The 2021 New York lawmakers enacted significant nursing home reform legislation. Two of these laws established mandatory minimums for direct care service hours and spending levels for patient care and staff salaries. These measures were placed on hold during the COVID-19 pandemic. However, these previously suspended nursing home reforms are being implemented.
In late March 2022, New York Governor Kathy Hochul issued executive order 47 decreeing that “[t]he suspensions contained in Executive Order 4.4 of Subdivision 3 of Section 2895-b of the Public Health Law and Subdivision 1 of Section 2828 of the Public Health Law shall no longer be in effect.”
Subdivision 3 of Section 2895-b of Public Health Law (Minimum Staffing Requirements)
N.Y. Public Health Law § 2895-b(3)(a) set forth a new minimum standard for staffing hours in nursing homes. As enacted, the law requires that nursing homes “maintain daily average staffing hours equal to 3.5 hours of care per resident per day by a certified nurse aide, a licensed nurse or a nurse aide; provided that out of such 3.5 hours, no less than 2.2 hours of care per resident per day shall be provided by a certified nurse aide or a nurse aide, and no less than 1.1 hours of care per resident per day shall be provided by a licensed nurse.”
Subdivision 1 of Section 2828 of Public Health Law (Minimum Spending Requirements)
N.Y. Public Health Law § 2828 requires that “every residential health care facility shall spend a minimum of seventy percent of revenue on direct resident care, and forty percent of revenue shall be spent on resident-facing staffing, provided that amounts spent on resident-facing staffing shall be included as a part of amounts spent on direct resident care.” In other words, all nursing homes must devote at least 70% of revenue to direct resident care, and 40% of that revenue must be allocated to resident-facing staffing.
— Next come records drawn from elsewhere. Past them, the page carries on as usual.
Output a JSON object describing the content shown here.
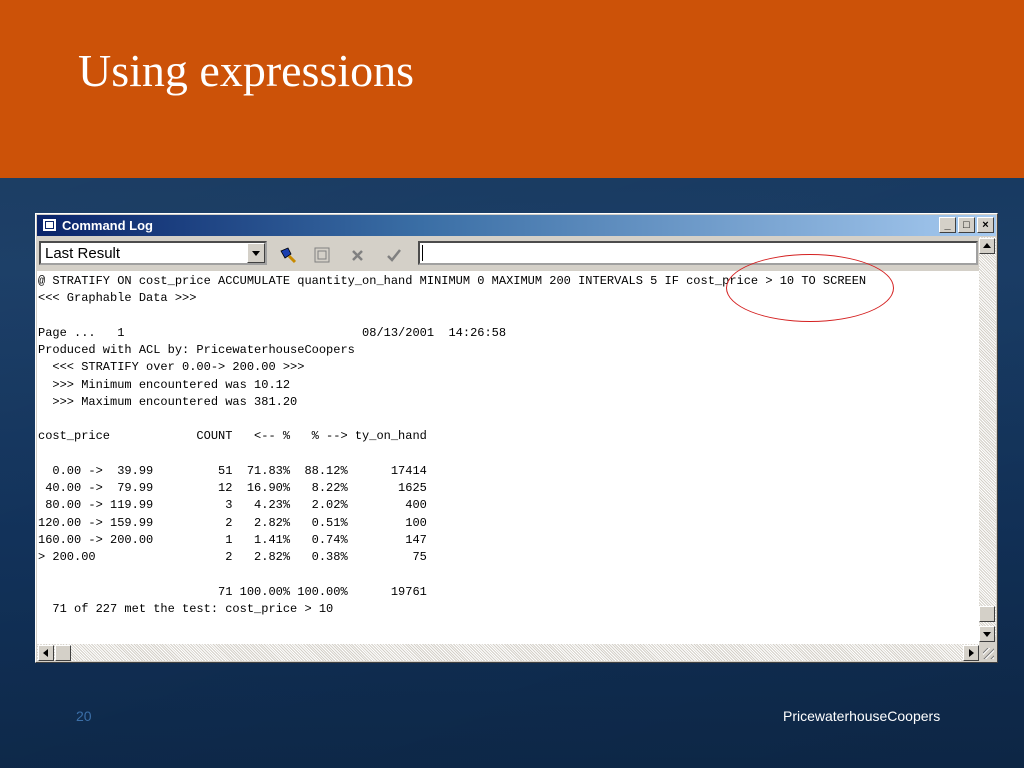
{
  "slide": {
    "title": "Using expressions",
    "number": "20",
    "brand": "PricewaterhouseCoopers"
  },
  "window": {
    "title": "Command Log",
    "buttons": {
      "minimize": "_",
      "maximize": "□",
      "close": "×"
    },
    "toolbar": {
      "combo_value": "Last Result",
      "command_value": "",
      "icons": [
        "flashlight-icon",
        "notepad-icon",
        "cancel-x-icon",
        "check-icon"
      ]
    },
    "log_lines": [
      "@ STRATIFY ON cost_price ACCUMULATE quantity_on_hand MINIMUM 0 MAXIMUM 200 INTERVALS 5 IF cost_price > 10 TO SCREEN",
      "<<< Graphable Data >>>",
      "",
      "Page ...   1                                 08/13/2001  14:26:58",
      "Produced with ACL by: PricewaterhouseCoopers",
      "  <<< STRATIFY over 0.00-> 200.00 >>>",
      "  >>> Minimum encountered was 10.12",
      "  >>> Maximum encountered was 381.20",
      "",
      "cost_price            COUNT   <-- %   % --> ty_on_hand",
      "",
      "  0.00 ->  39.99         51  71.83%  88.12%      17414",
      " 40.00 ->  79.99         12  16.90%   8.22%       1625",
      " 80.00 -> 119.99          3   4.23%   2.02%        400",
      "120.00 -> 159.99          2   2.82%   0.51%        100",
      "160.00 -> 200.00          1   1.41%   0.74%        147",
      "> 200.00                  2   2.82%   0.38%         75",
      "",
      "                         71 100.00% 100.00%      19761",
      "  71 of 227 met the test: cost_price > 10"
    ]
  }
}
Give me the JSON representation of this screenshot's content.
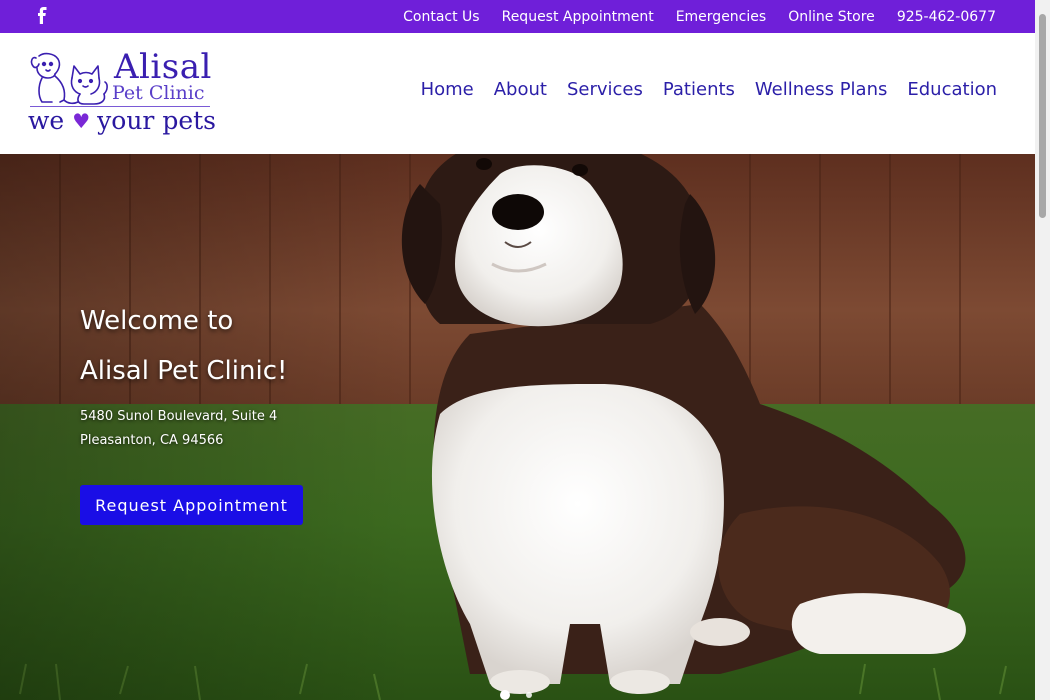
{
  "topbar": {
    "background": "#6f1fd9",
    "facebook_icon": "facebook-icon",
    "links": [
      "Contact Us",
      "Request Appointment",
      "Emergencies",
      "Online Store",
      "925-462-0677"
    ]
  },
  "logo": {
    "name": "Alisal",
    "subtitle": "Pet Clinic",
    "tagline_before": "we",
    "heart_icon": "heart-icon",
    "tagline_after": "your pets",
    "color": "#3a1fb0"
  },
  "nav": {
    "items": [
      "Home",
      "About",
      "Services",
      "Patients",
      "Wellness Plans",
      "Education"
    ],
    "color": "#2b1fa8"
  },
  "hero": {
    "title_line1": "Welcome to",
    "title_line2": "Alisal Pet Clinic!",
    "address_line1": "5480 Sunol Boulevard, Suite 4",
    "address_line2": "Pleasanton, CA 94566",
    "button_label": "Request Appointment",
    "button_color": "#1a0ee6",
    "image": "st-bernard-puppy-on-grass",
    "slide_count": 2,
    "active_slide": 1
  }
}
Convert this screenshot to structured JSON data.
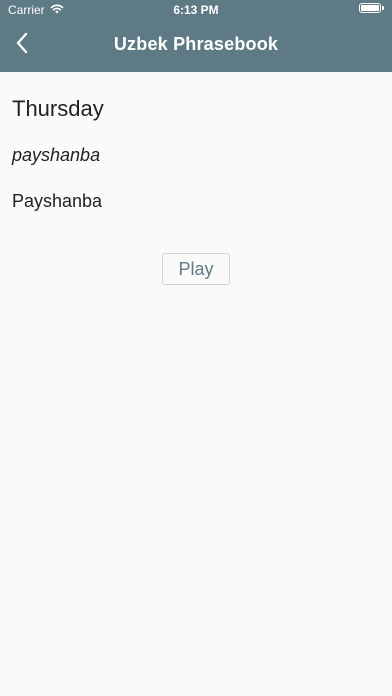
{
  "status_bar": {
    "carrier": "Carrier",
    "time": "6:13 PM",
    "wifi_icon": "wifi-icon",
    "battery_icon": "battery-icon",
    "battery_level": 1.0
  },
  "nav": {
    "back_icon": "chevron-left-icon",
    "title": "Uzbek Phrasebook"
  },
  "phrase": {
    "english": "Thursday",
    "transliteration": "payshanba",
    "uzbek": "Payshanba"
  },
  "actions": {
    "play_label": "Play"
  },
  "colors": {
    "header_background": "#5e7a85",
    "header_text": "#ffffff",
    "page_background": "#fafafa",
    "play_text": "#5e7a85"
  }
}
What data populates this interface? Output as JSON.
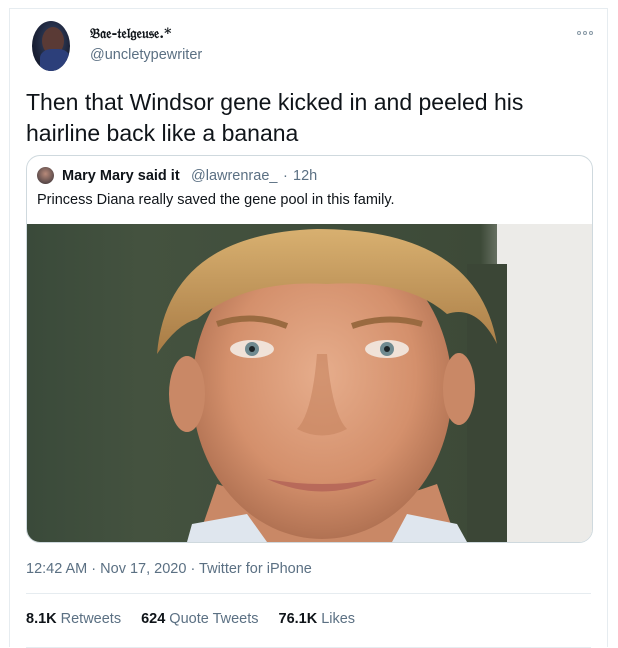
{
  "author": {
    "display_name": "𝔅𝔞𝔢-𝔱𝔢𝔩𝔤𝔢𝔲𝔰𝔢.*",
    "handle": "@uncletypewriter",
    "avatar_icon": "profile-avatar"
  },
  "tweet": {
    "text": "Then that Windsor gene kicked in and peeled his hairline back like a banana"
  },
  "quoted": {
    "name": "Mary Mary said it",
    "handle": "@lawrenrae_",
    "separator": "·",
    "time": "12h",
    "text": "Princess Diana really saved the gene pool in this family."
  },
  "meta": {
    "time": "12:42 AM",
    "sep1": " · ",
    "date": "Nov 17, 2020",
    "sep2": " · ",
    "client": "Twitter for iPhone"
  },
  "stats": {
    "retweets_count": "8.1K",
    "retweets_label": "Retweets",
    "quotes_count": "624",
    "quotes_label": "Quote Tweets",
    "likes_count": "76.1K",
    "likes_label": "Likes"
  },
  "colors": {
    "text_primary": "#0f1419",
    "text_secondary": "#5b7083",
    "border": "#cfd9de"
  }
}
Section 2828 provides that nursing homes can deduct at least fifteen percent of the cost of the amount spent on staffing that is contracted out for services provided by registered professional nurses, licensed practical nurses, or certified nurse aides from staffing requirements.
The new law also requires that nursing home revenue not exceed its operating and non-operating expenses by 5%. If a nursing home does exceed the revenue requirement, it will be required to remit the overage to the state.
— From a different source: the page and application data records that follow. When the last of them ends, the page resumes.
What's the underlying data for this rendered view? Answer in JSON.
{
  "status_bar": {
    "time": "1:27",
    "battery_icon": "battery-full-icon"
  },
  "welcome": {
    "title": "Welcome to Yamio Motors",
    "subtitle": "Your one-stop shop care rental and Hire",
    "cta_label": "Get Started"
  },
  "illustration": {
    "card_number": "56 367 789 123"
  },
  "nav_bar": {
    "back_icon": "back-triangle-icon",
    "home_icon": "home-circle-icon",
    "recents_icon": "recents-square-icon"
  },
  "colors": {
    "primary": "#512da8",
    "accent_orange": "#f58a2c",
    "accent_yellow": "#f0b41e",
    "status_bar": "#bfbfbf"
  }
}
Section 2828 does not apply to “facilities that are authorized by the department to primarily care for medically fragile children, people with HIV/AIDS, persons requiring behavioral intervention, persons requiring neurodegenerative services, and other specialized populations that the commissioner deems appropriate to exclude; and (b) continuing care retirement communities licensed pursuant to article forty-six or forty six-a of this chapter.”
Long-Term Care Community Coalition (LTCCC) executive director, Richard Mollot recently released a statement expressing gratitude to the governor for “standing up on behalf of New Yorkers, who have a right to expect that nursing homes will fulfill their promise to seniors and families.” Mollot also commented that “The time has come to stop accepting the industry’s false and indecent narrative that it cannot afford to provide sufficient staffing. As the industry’s recent lawsuit divulged, nursing homes have hundreds of millions of extra dollars floating around that can be used to provide decent working conditions for staff and living conditions for residents.”
Under a prior executive order, a nursing home’s failure to meet the daily average staffing hours was not to be held a violation of the state Public Law. Also, the failure of a residential health care facility to spend a minimum of seventy percent of revenue on direct resident care, and forty percent of revenue on resident-facing staffing, was not held to be a violation of the Public Health Law.
Under executive order 4.7, these suspensions are no longer in effect, and nursing care facilities must now comply with the current staffing and revenue requirements.
Contact an Experienced Nursing Home Injury Attorney
The reinstatement of these nursing home reform laws is a positive development and a step in the right direction. However, the fact remains that you or your loved one may be at risk of neglect due to improper practices or understaffing.
If your loved one has been injured due to nursing home negligence, you should schedule a free consultation with the experienced attorneys at Bonina & Bonina, P.C. Call us at 1888-MEDLAW1 or contact us online for a free consultation. We have experience helping clients with nursing home negligence cases, and we can explain your options and help you decide what actions you should take. At Bonina & Bonina, P.C., we come to work every day believing that there should be equal justice for all. Se Habla Espaňol. Home and hospital visits are available.